Now, as Father’s Day is coming up, I can’t help but notice the drastic difference in advertising, presentation, and gift ideas for fathers. I was flipping through t-shirts, looking for a gift for Gary, and all I could find were jokes about beer drinking, hoarding the remote control, and “go ask your mother”. Needless to say, I didn’t waste my money on this crap.
Gary is not a beer-guzzling, TV-bingeing caveman with no clue what goes on in our household. I find it hard to believe he’s a rare exception to this stereotype. Gary cooks, reads to the kids, plays Barbies, plays hide-and-seek and Nerf guns, works hard, gets up in the middle of the night when one of the kids is sick, doctors scrapes and cuts and bruises, and ignores his own exhaustion if one of the kids wants to sit on his lap, play, tickle, or tell him an endless story with no plot.
And we’re supposed to honor him with a t-shirt bragging about his beer-chugging skills? Seriously, how far behind the times are these idiots crafting these lame gift ideas? Many Father’s Day gifts, cards, and commercials are either thinly-veiled insults, or straight-up, blatant slaps to dads’ faces. We’re supposed to laugh whimsically at commercials about dear old Dad’s incompetence, stumbling foolishness, gas issues, and cluelessness about taking care of children, a home, or anything, really, besides a cold six-pack.
I can’t understand why more men aren’t angry about this. I can’t understand why more women aren’t angry, either. Mom-as-martyr and Dad-as-jackass stereotypes don’t help anyone. How about parents acting as partners? How about respecting both roles and not placing one on a pedestal and one in the toilet for giggles and kicks?
I think Gary is going to really like his Father’s Day gift this year.

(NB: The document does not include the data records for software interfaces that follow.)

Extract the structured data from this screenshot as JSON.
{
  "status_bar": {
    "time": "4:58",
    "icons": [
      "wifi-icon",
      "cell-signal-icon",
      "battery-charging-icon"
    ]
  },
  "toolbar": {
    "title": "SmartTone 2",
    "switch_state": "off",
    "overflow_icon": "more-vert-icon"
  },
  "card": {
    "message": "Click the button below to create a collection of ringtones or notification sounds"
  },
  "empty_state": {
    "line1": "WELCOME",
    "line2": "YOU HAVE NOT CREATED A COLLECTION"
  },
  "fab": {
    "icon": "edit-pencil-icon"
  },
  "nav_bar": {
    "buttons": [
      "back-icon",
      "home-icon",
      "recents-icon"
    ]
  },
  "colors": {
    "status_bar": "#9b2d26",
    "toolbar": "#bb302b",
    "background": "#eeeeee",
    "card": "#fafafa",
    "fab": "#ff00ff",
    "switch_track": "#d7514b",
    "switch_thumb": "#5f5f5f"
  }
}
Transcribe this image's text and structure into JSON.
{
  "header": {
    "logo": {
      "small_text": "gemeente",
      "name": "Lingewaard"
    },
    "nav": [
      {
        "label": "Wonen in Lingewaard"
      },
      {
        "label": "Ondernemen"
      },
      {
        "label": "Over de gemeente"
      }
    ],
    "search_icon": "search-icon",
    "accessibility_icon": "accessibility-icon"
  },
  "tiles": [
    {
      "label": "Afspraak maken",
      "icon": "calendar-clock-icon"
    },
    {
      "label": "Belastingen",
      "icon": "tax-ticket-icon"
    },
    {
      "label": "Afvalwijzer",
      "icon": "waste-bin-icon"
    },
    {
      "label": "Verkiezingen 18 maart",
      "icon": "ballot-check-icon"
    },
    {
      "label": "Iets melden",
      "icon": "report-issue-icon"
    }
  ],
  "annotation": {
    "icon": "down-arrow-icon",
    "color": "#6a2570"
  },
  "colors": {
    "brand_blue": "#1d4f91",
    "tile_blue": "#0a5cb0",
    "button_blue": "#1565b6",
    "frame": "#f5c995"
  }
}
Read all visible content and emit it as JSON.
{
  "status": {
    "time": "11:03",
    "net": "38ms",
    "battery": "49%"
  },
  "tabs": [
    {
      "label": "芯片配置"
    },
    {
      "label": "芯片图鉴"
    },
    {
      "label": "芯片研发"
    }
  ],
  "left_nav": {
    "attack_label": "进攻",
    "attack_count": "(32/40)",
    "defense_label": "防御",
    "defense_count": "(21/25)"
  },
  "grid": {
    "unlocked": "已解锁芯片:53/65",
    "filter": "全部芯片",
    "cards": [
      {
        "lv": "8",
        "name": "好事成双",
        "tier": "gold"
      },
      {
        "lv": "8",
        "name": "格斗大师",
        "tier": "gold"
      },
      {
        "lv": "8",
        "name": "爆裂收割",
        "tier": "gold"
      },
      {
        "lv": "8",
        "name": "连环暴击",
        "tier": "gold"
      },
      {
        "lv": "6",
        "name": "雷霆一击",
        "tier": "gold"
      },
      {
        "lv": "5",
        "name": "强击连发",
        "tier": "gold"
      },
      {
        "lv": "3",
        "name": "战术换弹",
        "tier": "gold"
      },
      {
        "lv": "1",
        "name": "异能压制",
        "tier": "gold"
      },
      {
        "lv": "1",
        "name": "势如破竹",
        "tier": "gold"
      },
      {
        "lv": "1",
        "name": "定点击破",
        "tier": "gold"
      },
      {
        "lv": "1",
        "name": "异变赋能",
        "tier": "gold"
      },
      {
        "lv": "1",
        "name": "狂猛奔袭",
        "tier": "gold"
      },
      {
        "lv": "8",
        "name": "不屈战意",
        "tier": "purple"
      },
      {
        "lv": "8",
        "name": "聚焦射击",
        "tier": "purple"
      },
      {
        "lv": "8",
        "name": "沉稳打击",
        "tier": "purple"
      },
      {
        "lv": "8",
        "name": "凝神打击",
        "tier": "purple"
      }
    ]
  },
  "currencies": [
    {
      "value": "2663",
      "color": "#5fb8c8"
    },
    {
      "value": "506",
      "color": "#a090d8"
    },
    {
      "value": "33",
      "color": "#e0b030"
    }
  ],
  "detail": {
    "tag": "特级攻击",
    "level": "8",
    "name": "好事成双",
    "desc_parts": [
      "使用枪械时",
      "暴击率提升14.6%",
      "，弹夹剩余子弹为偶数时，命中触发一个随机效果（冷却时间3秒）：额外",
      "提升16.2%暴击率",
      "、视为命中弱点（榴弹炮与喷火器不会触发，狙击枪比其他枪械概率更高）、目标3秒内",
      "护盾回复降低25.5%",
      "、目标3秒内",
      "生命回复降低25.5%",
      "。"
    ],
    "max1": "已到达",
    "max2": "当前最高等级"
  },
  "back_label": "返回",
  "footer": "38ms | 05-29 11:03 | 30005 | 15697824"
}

He told us not to get him a gift, like he does every year, but Sunflower came to me with an idea, all her own, and I know she’s excited to give this present to him. Rest assured, it’s most definitely not a shirt about his alcohol consumption, and it does not use the ridiculous phrase “man cave”. Believe it or not, gifts without that garbage do exist, if you look hard enough. I just think it’s sad we have to look so hard.